Taxation of live stock in Australia: A critical review of tax law and policy
Australian Tax Review Update
School of Business and Law

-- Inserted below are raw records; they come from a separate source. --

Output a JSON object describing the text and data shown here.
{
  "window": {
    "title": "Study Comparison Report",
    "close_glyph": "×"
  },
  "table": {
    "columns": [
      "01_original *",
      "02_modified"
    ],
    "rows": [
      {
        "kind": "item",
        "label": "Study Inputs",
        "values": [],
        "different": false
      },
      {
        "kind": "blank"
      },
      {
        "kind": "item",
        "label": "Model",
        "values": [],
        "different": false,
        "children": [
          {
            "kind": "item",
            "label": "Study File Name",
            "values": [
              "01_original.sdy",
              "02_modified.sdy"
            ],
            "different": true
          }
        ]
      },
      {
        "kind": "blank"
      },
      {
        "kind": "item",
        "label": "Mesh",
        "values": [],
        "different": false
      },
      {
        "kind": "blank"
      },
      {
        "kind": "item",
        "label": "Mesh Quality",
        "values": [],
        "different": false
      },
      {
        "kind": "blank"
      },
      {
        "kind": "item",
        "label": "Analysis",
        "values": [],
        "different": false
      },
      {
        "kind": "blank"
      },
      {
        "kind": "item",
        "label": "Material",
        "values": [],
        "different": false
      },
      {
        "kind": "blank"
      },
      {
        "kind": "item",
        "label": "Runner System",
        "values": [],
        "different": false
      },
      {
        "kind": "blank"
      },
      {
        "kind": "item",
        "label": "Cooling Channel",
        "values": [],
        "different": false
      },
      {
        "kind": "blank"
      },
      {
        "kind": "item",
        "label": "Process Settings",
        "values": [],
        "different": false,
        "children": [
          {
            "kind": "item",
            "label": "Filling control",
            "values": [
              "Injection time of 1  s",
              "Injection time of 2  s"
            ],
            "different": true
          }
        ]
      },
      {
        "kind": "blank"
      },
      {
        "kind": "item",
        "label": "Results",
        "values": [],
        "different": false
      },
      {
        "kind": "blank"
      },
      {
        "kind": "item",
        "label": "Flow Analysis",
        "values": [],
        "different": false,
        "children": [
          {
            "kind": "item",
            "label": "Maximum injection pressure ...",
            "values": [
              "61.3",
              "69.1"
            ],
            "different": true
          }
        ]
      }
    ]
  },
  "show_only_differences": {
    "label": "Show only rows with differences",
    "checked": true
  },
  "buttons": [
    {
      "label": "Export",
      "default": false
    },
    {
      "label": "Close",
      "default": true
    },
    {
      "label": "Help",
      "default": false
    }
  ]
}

One of the fundamental aims of any income tax system is to measure the net income earned by taxpayers during a given financial year. This can be difficult for primary production businesses involving live animals because animals are inherently different from other kinds of assets. Whereas previously Australia’s tax system allowed primary producers to use either a market valuation or cost-based valuation to assess the value of their animals, the Income Tax Assessment Act 1997 (Cth) introduced changes that brought live animals under the rules for ordinary trading stock. This article offers a critique of the policies embodied in the Act and its approach to taxing animals in primary production. In particular, it highlights the outdated prescribed values given to live stock acquired through natural increase (ie offspring) and biased tax concessions that apply to certain types of animals. These tax rules have not been reviewed in decades and urgently need to be reassessed.